The ABPD diagnosis followed 20 years of "no-diagnosis-means-no-prognosis" uncertainty. The only thing that seemed certain about his disease was that it was a progressive neuropathy, meaning that over time, more and more nerves died off, and he became less and less capable of moving his lower extremities.
What seemed less certain was how much of the Dad's behavior was due to his disease. Dad was a renowned slow talker, and before he got a wheelchair, a painfully slow walker. I referred to him as "Our father who walketh ten paces behind us." Would I have mocked him if I'd known his nerves were degenerating for a long time before he displayed more dangerous symptoms, like falling off his bike?
His speech could be so deliberate that at times I forgot what question he was answering. During his year of repeat hospital admissions, medical personnel would remark his slow speech, and I'd respond that he always talked that way. He was a mathematician, and enjoyed logical, precise, specific speech. Once he complained about people using "numeral," "number," and "digit" interchangeably. He maintained that he was truly confused by the colloquial blurring of definitions.
In the rehab center he went to after a storm of strokes, he had exercises where he was asked to name a set of objects. I held my breath as he stared at a pen, willing him to name it. After a long pause, he came up with, "Papermate ball-point pen." We laughed, his audience, in relief that he got it, understanding that he needed to show complete mastering of naming. Today, I thought, we have the naming of parts.

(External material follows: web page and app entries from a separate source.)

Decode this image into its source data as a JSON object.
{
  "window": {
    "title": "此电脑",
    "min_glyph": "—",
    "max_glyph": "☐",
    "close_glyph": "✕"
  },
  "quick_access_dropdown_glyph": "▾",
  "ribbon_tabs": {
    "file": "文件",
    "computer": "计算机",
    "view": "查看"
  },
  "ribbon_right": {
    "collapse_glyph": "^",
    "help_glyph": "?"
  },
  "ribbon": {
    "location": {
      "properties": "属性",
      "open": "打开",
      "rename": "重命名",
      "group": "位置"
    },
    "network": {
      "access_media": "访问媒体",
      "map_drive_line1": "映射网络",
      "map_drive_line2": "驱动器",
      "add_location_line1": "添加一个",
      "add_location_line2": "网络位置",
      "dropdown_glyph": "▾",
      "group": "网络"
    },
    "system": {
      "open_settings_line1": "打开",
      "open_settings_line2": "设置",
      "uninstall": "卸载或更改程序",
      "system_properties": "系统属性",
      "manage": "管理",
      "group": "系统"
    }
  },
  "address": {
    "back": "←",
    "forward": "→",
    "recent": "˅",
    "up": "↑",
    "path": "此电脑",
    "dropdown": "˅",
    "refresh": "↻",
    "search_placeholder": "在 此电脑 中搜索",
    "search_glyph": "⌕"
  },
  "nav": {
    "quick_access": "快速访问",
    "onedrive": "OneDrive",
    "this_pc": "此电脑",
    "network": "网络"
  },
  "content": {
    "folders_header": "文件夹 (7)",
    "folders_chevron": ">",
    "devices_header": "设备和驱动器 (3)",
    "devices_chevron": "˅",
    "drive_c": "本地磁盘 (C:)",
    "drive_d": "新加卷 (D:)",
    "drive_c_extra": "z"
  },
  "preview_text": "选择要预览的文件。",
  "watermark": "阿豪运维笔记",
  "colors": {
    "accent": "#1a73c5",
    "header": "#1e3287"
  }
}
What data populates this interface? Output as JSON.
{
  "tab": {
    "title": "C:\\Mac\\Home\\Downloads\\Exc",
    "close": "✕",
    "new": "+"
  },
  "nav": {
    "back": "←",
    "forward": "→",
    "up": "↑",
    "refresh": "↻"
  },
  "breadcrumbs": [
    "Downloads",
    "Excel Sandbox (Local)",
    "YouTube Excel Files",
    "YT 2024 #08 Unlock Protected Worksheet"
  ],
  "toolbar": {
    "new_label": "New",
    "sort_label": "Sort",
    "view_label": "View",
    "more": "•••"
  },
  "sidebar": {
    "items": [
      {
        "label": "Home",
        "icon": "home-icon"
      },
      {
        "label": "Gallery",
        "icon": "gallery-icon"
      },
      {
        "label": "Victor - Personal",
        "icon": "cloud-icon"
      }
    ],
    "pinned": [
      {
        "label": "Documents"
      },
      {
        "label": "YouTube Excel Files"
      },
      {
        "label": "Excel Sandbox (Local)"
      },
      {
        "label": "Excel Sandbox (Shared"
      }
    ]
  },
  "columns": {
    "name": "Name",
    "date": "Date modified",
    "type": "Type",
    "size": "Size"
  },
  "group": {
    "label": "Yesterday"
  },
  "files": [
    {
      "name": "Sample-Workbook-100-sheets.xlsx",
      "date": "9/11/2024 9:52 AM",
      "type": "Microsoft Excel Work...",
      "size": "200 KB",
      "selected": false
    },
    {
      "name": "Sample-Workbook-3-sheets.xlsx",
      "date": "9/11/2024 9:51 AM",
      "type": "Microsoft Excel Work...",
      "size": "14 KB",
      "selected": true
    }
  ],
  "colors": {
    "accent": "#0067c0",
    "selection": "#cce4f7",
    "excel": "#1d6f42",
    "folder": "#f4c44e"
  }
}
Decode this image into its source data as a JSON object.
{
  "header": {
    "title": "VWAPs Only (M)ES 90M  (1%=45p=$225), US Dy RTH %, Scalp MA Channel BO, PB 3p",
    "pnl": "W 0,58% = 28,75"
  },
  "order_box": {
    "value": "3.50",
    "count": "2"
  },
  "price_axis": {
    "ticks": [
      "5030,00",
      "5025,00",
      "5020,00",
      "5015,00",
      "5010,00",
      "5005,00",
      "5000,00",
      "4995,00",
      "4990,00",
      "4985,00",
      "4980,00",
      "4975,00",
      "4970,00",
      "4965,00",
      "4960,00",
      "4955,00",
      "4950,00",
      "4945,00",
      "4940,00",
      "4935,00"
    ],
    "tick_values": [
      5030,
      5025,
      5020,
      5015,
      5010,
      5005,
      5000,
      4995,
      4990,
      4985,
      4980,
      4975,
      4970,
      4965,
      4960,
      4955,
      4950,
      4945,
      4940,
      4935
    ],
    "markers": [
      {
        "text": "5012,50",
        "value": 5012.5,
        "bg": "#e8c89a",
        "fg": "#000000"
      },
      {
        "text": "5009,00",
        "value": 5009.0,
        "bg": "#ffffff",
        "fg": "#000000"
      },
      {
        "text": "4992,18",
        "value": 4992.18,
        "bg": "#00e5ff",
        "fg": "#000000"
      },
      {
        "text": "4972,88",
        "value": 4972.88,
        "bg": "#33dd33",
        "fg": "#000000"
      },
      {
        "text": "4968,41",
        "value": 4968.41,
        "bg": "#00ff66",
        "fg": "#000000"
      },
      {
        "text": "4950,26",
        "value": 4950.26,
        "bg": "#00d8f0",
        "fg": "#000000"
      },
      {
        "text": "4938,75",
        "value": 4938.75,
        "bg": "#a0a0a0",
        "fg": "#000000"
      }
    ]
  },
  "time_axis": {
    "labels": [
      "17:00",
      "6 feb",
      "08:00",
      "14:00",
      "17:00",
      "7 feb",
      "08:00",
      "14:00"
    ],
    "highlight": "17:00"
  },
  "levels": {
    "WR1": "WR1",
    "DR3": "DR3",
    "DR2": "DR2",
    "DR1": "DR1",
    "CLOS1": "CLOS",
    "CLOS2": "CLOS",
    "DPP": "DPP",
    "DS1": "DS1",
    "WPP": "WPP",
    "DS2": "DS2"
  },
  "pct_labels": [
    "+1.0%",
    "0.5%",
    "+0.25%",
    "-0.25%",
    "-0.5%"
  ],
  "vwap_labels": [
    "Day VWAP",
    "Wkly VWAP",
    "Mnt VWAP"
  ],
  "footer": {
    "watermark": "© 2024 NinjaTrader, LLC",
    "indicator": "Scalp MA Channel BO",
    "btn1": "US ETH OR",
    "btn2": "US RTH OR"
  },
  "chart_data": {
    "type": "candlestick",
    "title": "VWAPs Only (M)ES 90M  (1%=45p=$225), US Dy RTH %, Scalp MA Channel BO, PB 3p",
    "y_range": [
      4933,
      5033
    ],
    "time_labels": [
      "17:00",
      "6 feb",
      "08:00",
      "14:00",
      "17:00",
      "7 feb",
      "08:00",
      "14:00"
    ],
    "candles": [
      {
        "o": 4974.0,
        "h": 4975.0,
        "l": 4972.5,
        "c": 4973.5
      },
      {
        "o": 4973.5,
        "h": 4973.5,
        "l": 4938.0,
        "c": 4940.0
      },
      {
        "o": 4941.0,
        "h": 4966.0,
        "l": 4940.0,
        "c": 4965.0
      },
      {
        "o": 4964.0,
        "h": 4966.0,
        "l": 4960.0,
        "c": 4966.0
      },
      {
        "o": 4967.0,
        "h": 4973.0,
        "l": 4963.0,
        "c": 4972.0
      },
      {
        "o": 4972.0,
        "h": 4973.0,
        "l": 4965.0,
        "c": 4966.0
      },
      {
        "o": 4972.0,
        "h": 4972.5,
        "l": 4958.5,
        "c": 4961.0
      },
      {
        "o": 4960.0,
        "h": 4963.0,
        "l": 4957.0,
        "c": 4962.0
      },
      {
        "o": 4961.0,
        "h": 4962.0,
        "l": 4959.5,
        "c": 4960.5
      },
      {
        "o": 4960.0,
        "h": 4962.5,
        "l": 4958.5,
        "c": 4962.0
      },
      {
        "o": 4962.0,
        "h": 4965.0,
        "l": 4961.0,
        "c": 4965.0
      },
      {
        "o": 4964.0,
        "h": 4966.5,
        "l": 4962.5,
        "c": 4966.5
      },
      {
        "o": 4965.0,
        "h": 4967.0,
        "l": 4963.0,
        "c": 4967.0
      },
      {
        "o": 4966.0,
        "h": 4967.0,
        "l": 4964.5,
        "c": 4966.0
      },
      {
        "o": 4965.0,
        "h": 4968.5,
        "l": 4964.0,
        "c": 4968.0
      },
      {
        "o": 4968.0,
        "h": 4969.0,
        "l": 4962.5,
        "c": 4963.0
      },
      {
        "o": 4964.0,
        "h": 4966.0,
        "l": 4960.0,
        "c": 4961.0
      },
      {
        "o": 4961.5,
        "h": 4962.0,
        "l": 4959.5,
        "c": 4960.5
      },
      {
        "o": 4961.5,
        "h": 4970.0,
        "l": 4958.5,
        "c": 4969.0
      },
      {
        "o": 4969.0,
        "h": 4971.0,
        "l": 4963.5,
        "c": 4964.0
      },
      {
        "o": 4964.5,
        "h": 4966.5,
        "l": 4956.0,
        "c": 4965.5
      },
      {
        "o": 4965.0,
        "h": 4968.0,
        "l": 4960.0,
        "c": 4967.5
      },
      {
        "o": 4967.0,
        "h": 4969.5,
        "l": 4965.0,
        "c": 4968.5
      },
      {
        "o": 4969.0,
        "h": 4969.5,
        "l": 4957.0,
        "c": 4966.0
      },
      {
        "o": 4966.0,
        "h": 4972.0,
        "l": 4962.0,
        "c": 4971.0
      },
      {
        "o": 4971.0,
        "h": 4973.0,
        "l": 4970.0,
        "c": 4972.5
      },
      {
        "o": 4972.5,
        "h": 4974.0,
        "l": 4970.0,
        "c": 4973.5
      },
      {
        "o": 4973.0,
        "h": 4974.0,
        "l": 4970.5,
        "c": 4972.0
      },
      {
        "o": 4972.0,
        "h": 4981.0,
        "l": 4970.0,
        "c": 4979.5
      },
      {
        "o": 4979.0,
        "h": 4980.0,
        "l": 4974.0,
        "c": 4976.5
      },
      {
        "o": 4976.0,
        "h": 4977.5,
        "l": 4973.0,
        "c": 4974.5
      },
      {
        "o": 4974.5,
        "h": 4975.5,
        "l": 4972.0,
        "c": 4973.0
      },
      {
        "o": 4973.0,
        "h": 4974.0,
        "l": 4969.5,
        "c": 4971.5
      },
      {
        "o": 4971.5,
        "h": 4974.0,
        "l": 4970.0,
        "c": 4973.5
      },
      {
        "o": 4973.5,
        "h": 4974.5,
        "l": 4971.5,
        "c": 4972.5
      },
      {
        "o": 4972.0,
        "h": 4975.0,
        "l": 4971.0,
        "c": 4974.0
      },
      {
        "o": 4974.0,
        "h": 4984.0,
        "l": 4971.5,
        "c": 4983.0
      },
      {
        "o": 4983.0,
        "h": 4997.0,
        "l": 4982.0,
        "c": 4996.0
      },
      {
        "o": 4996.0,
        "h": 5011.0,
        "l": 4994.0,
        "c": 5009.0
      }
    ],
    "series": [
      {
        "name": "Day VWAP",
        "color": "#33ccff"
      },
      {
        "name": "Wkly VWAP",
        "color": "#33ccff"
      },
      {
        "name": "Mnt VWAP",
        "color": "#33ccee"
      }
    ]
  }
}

There were times when I wasn't sure if he was having trouble hearing, mentally processing, or being serious. He had a habit of repeating back nonsensical mishearings, and I told him firmly that it was important to me to know whether he was having trouble hearing or thinking. He persisted in what seemed like perverse cuteness until I asked the speech therapist in his rehab facility for help, and she suggested he use the prompt, "Say it again, please." Mostly, he did this. Mostly, I do it with my kids--except when I think it would be hilarious to repeat back the weird thing I thought I heard them say.
Symptom, or personality?